Aim of the exercise
Reproduce every record below word for word and include no pictures.

Information given

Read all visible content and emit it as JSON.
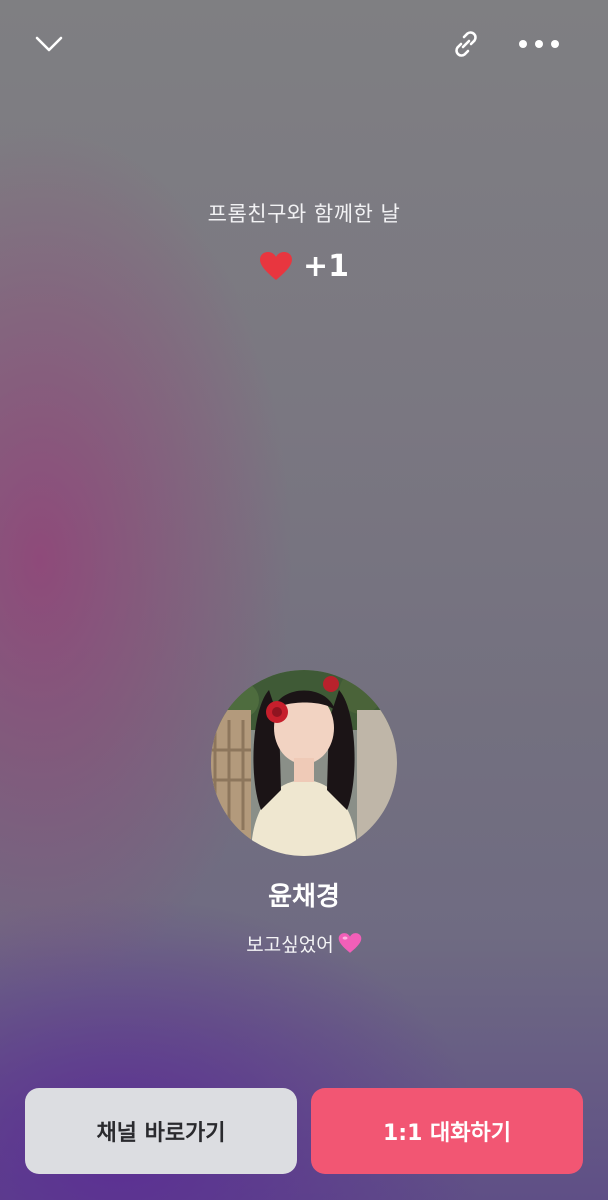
{
  "header": {
    "back_icon": "chevron-down-icon",
    "link_icon": "link-icon",
    "more_icon": "more-horizontal-icon"
  },
  "post": {
    "title": "프롬친구와 함께한 날",
    "like_icon": "heart-icon",
    "like_color": "#e8363f",
    "like_count": "+1"
  },
  "profile": {
    "name": "윤채경",
    "status_text": "보고싶었어",
    "status_emoji": "pink-heart-icon",
    "status_emoji_color": "#f25fb8"
  },
  "actions": {
    "channel_label": "채널 바로가기",
    "chat_label": "1:1 대화하기",
    "chat_color": "#f25673"
  }
}
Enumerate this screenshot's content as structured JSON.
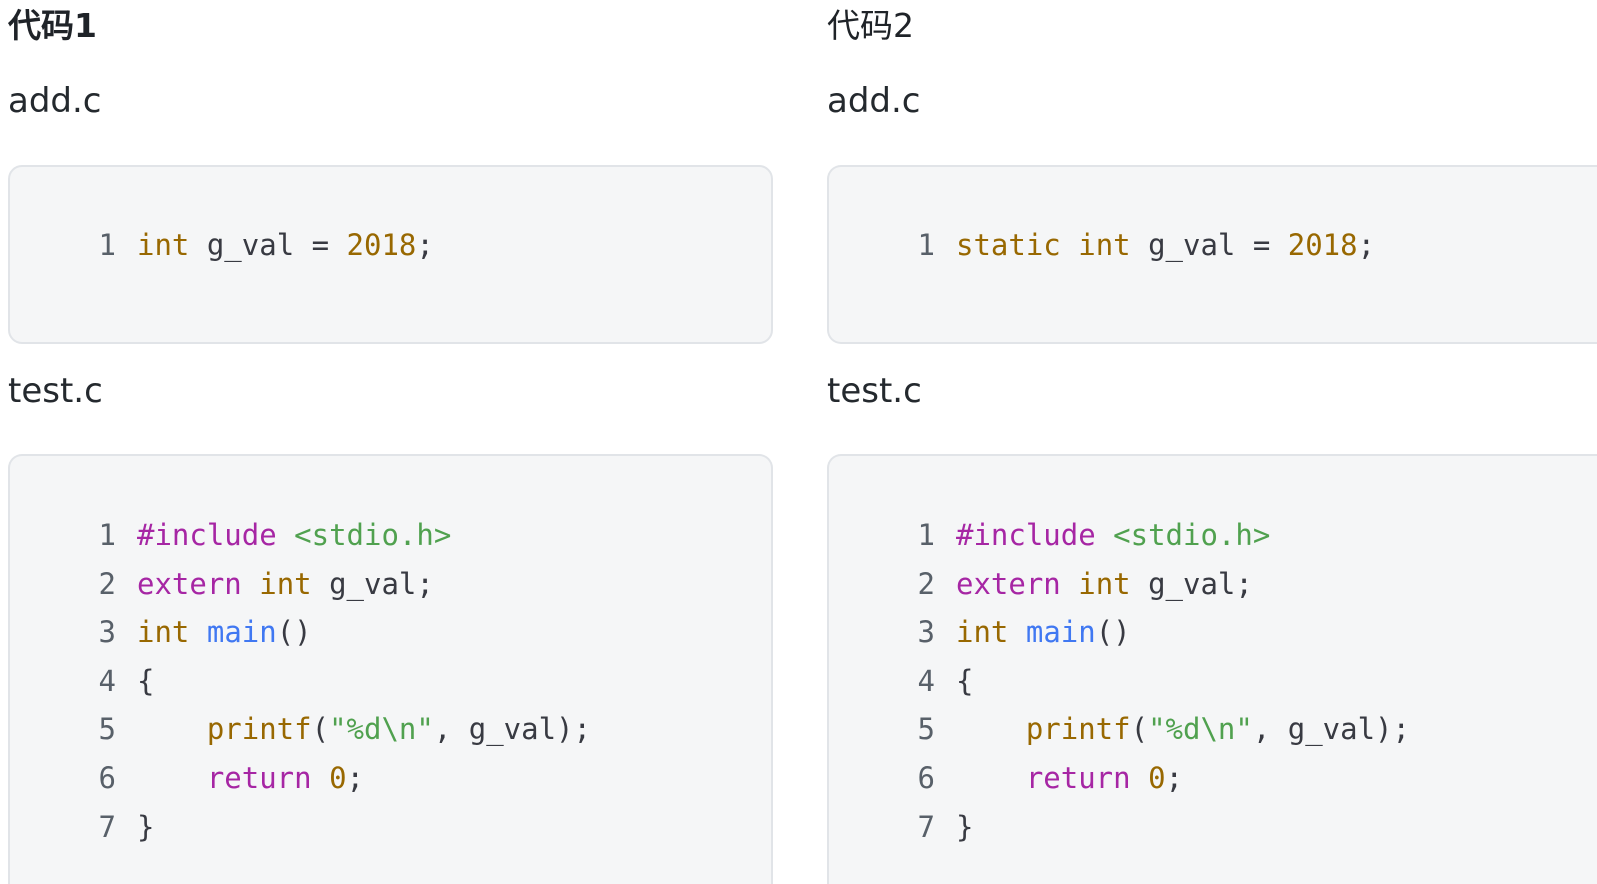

Response
Read all visible content and emit it as JSON.
{
  "header": {
    "back_icon": "chevron-down-icon",
    "link_icon": "link-icon",
    "more_icon": "more-horizontal-icon"
  },
  "post": {
    "title": "프롬친구와 함께한 날",
    "like_icon": "heart-icon",
    "like_color": "#e8363f",
    "like_count": "+1"
  },
  "profile": {
    "name": "윤채경",
    "status_text": "보고싶었어",
    "status_emoji": "pink-heart-icon",
    "status_emoji_color": "#f25fb8"
  },
  "actions": {
    "channel_label": "채널 바로가기",
    "chat_label": "1:1 대화하기",
    "chat_color": "#f25673"
  }
}
Enumerate this screenshot's content as structured JSON.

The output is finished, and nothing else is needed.